Measures to expand help for 18 to 24-year-old people who are at risk of long-term unemployment because of the recession will be announced in the Budget next week.

Youth unemployment stands at 621,000, or 14.6 per cent – its highest level for 15 years. The Prince of Wales's charity, the Princes Trust, estimates the real figure is much higher at 1.5 million because the jobless statistics do not include 16 to 18-year-olds or so-called "Neets" – young people not in employment, education or training schemes.

Experts say the New Deal, one of Gordon Brown's flagship policies, has been less effective for young people than for older workers and lone parents since its introduction in 1997. More intensive help, training and job placements for young people in return for their benefits are now planned.

Yesterday Mr Brown promised a "Budget about jobs" as Mr Darling gave the Cabinet a presentation on the economy when it met in Glasgow.

The Chancellor, who is still finalising his package, is expected to announce a huge increase in public borrowing after underestimating the length of the recession in his pre-Budget report last November. It could rise to more than £170bn next year, a post-war record.

Mr Darling is likely to unveil further tax rises from 2011 to reassure the financial markets that the nation's books will be balanced over the next seven or eight years. He will argue against immediate tax rises, saying they could prolong the downturn.
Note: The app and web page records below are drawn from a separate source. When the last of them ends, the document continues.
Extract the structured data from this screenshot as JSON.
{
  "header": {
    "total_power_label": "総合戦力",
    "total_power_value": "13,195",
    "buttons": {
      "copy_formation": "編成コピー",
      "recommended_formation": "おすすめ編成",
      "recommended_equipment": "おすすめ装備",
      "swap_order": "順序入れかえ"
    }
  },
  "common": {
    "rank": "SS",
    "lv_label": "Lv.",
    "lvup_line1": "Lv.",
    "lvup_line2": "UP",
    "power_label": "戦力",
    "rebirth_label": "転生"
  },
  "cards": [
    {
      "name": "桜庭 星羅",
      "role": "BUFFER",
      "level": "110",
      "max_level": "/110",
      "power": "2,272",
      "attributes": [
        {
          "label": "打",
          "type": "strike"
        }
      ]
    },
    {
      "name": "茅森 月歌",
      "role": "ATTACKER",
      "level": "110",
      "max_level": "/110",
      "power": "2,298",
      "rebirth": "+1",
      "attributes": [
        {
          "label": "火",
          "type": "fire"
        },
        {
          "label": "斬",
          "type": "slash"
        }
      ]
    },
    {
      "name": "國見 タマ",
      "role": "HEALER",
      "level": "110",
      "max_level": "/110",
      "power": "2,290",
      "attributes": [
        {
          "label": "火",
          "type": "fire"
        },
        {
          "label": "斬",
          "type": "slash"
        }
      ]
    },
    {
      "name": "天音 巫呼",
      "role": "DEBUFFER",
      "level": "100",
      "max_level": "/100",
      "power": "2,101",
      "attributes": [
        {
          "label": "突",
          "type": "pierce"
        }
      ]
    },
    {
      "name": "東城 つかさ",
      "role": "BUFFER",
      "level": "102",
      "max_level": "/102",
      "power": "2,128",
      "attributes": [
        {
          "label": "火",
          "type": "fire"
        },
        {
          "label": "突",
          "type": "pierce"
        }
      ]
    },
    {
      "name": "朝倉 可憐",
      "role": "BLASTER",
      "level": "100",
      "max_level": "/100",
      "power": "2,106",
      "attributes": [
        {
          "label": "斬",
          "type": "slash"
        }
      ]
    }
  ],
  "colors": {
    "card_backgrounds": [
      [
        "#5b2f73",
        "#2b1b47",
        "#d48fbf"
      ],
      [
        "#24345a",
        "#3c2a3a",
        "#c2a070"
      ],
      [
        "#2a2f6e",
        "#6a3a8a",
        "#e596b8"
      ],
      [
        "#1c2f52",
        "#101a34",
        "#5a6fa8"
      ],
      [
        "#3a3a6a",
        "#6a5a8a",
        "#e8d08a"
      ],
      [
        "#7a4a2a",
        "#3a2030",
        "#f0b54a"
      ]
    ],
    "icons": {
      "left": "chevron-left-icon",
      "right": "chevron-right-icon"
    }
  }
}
In November, he announced a 45p in the pound top rate of tax on incomes of more than £150,000 from the 2011-12 financial year and a 0.5 per cent rise in national insurance contributions by employees and employers. While he wants to boost his revenue to cover the higher borrowing, he believes that much of the gap will be bridged when the Treasury's tax receipts pick up as the economy grows again. He believes the recovery will start around the end of this year but acknowledges there is still uncertainty about the global economy.

Mr Darling will keep open the option of announcing further tax rises in his next pre-Budget report this autumn. He does not want to overcompensate by pencilling in a massive tax increase now.

The Chancellor is also expected to tighten the squeeze on public spending on the grounds that low inflation will allow government departments to produce more savings. All departments are under pressure but Treasury sources denied a claim by Oxfam that the overseas aid budget could be cut by up to £860m in the current financial year and up to £1.4bn in 2010–11. Max Lawson, Oxfam's senior policy adviser, said: "The Government should not use the economic recession and statistical sleight of hand as excuses to cut aid to poor countries at the very time when they need it most."

The Budget's main theme will be about "preparing for the recovery". A limited fiscal boost to keep the recession as short as possible will be targeted on measures to save jobs and ensure a "low-carbon economy" emerges from the downturn.

Lord Mandelson, the Business Secretary, was criticised by the Tories after telling people not to be "so darned pessimistic" about Britain's future. Speaking in Glasgow, he insisted there were still "plenty and plenty of opportunities".

Philip Hammond, the shadow Chief Treasury Secretary, said: "The world may look bright to Lord Mandelson, but for hardworking families facing rising unemployment, stagnant wages and shrinking credit, the contrast couldn't be more stark."